* [Exercise] Return every entry below without altering a word.

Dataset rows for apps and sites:
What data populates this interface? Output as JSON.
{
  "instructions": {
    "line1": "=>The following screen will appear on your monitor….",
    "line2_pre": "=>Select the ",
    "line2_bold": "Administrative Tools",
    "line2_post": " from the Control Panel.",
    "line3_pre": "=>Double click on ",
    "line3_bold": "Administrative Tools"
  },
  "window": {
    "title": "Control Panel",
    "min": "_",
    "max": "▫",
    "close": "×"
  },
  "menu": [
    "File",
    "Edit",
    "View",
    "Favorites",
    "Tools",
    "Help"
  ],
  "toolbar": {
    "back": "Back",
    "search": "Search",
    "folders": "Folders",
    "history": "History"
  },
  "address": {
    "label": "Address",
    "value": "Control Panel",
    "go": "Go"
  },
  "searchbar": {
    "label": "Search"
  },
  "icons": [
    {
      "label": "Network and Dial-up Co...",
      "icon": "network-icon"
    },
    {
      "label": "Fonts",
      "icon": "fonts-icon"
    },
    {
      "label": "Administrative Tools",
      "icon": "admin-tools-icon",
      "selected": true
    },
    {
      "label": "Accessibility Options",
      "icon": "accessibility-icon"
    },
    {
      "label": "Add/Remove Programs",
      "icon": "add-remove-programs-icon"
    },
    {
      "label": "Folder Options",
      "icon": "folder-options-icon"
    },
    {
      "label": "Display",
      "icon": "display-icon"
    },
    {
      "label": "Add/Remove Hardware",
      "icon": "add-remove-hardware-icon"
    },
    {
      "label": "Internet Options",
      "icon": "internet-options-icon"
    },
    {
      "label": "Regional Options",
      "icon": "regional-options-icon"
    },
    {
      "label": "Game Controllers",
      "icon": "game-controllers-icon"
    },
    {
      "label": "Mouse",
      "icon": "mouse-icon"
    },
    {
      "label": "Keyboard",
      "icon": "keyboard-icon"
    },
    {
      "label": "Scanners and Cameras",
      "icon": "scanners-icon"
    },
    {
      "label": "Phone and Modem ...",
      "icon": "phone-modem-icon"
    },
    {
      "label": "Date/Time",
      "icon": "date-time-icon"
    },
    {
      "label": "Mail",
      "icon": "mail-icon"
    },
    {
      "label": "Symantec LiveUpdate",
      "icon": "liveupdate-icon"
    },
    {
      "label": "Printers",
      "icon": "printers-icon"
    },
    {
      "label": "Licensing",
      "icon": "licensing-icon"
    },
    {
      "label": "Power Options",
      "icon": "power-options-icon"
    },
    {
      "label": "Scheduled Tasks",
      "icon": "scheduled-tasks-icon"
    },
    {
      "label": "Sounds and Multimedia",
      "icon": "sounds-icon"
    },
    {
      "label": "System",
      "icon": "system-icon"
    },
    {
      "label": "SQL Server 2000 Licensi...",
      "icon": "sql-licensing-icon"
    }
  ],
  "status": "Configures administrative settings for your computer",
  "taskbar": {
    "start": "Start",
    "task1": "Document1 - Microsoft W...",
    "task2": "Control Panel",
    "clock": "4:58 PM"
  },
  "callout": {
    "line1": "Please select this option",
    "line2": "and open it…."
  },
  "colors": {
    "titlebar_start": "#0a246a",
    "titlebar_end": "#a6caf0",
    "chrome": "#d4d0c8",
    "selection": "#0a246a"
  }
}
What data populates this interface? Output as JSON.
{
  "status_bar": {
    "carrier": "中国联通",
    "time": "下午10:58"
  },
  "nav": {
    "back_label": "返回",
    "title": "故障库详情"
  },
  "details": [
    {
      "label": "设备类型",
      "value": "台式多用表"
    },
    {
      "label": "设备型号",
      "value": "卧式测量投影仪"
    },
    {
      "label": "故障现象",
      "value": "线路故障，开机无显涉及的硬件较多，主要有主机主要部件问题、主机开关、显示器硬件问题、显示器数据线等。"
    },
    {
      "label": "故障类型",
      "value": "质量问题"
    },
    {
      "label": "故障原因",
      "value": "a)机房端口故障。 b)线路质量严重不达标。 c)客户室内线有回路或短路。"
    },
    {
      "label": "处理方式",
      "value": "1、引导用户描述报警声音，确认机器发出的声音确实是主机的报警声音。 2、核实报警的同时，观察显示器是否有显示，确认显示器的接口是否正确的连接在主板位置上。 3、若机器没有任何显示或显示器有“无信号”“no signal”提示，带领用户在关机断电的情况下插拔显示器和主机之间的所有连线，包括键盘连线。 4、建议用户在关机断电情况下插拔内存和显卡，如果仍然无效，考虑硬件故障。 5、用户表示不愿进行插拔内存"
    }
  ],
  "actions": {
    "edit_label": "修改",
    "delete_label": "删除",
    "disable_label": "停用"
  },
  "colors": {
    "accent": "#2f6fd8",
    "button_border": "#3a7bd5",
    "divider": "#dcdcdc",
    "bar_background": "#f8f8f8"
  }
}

* [Solution to the exercise]
What data populates this interface? Output as JSON.
{
  "instructions": {
    "line1": "=>The following screen will appear on your monitor….",
    "line2_pre": "=>Select the ",
    "line2_bold": "Administrative Tools",
    "line2_post": " from the Control Panel.",
    "line3_pre": "=>Double click on ",
    "line3_bold": "Administrative Tools"
  },
  "window": {
    "title": "Control Panel",
    "min": "_",
    "max": "▫",
    "close": "×"
  },
  "menu": [
    "File",
    "Edit",
    "View",
    "Favorites",
    "Tools",
    "Help"
  ],
  "toolbar": {
    "back": "Back",
    "search": "Search",
    "folders": "Folders",
    "history": "History"
  },
  "address": {
    "label": "Address",
    "value": "Control Panel",
    "go": "Go"
  },
  "searchbar": {
    "label": "Search"
  },
  "icons": [
    {
      "label": "Network and Dial-up Co...",
      "icon": "network-icon"
    },
    {
      "label": "Fonts",
      "icon": "fonts-icon"
    },
    {
      "label": "Administrative Tools",
      "icon": "admin-tools-icon",
      "selected": true
    },
    {
      "label": "Accessibility Options",
      "icon": "accessibility-icon"
    },
    {
      "label": "Add/Remove Programs",
      "icon": "add-remove-programs-icon"
    },
    {
      "label": "Folder Options",
      "icon": "folder-options-icon"
    },
    {
      "label": "Display",
      "icon": "display-icon"
    },
    {
      "label": "Add/Remove Hardware",
      "icon": "add-remove-hardware-icon"
    },
    {
      "label": "Internet Options",
      "icon": "internet-options-icon"
    },
    {
      "label": "Regional Options",
      "icon": "regional-options-icon"
    },
    {
      "label": "Game Controllers",
      "icon": "game-controllers-icon"
    },
    {
      "label": "Mouse",
      "icon": "mouse-icon"
    },
    {
      "label": "Keyboard",
      "icon": "keyboard-icon"
    },
    {
      "label": "Scanners and Cameras",
      "icon": "scanners-icon"
    },
    {
      "label": "Phone and Modem ...",
      "icon": "phone-modem-icon"
    },
    {
      "label": "Date/Time",
      "icon": "date-time-icon"
    },
    {
      "label": "Mail",
      "icon": "mail-icon"
    },
    {
      "label": "Symantec LiveUpdate",
      "icon": "liveupdate-icon"
    },
    {
      "label": "Printers",
      "icon": "printers-icon"
    },
    {
      "label": "Licensing",
      "icon": "licensing-icon"
    },
    {
      "label": "Power Options",
      "icon": "power-options-icon"
    },
    {
      "label": "Scheduled Tasks",
      "icon": "scheduled-tasks-icon"
    },
    {
      "label": "Sounds and Multimedia",
      "icon": "sounds-icon"
    },
    {
      "label": "System",
      "icon": "system-icon"
    },
    {
      "label": "SQL Server 2000 Licensi...",
      "icon": "sql-licensing-icon"
    }
  ],
  "status": "Configures administrative settings for your computer",
  "taskbar": {
    "start": "Start",
    "task1": "Document1 - Microsoft W...",
    "task2": "Control Panel",
    "clock": "4:58 PM"
  },
  "callout": {
    "line1": "Please select this option",
    "line2": "and open it…."
  },
  "colors": {
    "titlebar_start": "#0a246a",
    "titlebar_end": "#a6caf0",
    "chrome": "#d4d0c8",
    "selection": "#0a246a"
  }
}
What data populates this interface? Output as JSON.
{
  "status_bar": {
    "carrier": "中国联通",
    "time": "下午10:58"
  },
  "nav": {
    "back_label": "返回",
    "title": "故障库详情"
  },
  "details": [
    {
      "label": "设备类型",
      "value": "台式多用表"
    },
    {
      "label": "设备型号",
      "value": "卧式测量投影仪"
    },
    {
      "label": "故障现象",
      "value": "线路故障，开机无显涉及的硬件较多，主要有主机主要部件问题、主机开关、显示器硬件问题、显示器数据线等。"
    },
    {
      "label": "故障类型",
      "value": "质量问题"
    },
    {
      "label": "故障原因",
      "value": "a)机房端口故障。 b)线路质量严重不达标。 c)客户室内线有回路或短路。"
    },
    {
      "label": "处理方式",
      "value": "1、引导用户描述报警声音，确认机器发出的声音确实是主机的报警声音。 2、核实报警的同时，观察显示器是否有显示，确认显示器的接口是否正确的连接在主板位置上。 3、若机器没有任何显示或显示器有“无信号”“no signal”提示，带领用户在关机断电的情况下插拔显示器和主机之间的所有连线，包括键盘连线。 4、建议用户在关机断电情况下插拔内存和显卡，如果仍然无效，考虑硬件故障。 5、用户表示不愿进行插拔内存"
    }
  ],
  "actions": {
    "edit_label": "修改",
    "delete_label": "删除",
    "disable_label": "停用"
  },
  "colors": {
    "accent": "#2f6fd8",
    "button_border": "#3a7bd5",
    "divider": "#dcdcdc",
    "bar_background": "#f8f8f8"
  }
}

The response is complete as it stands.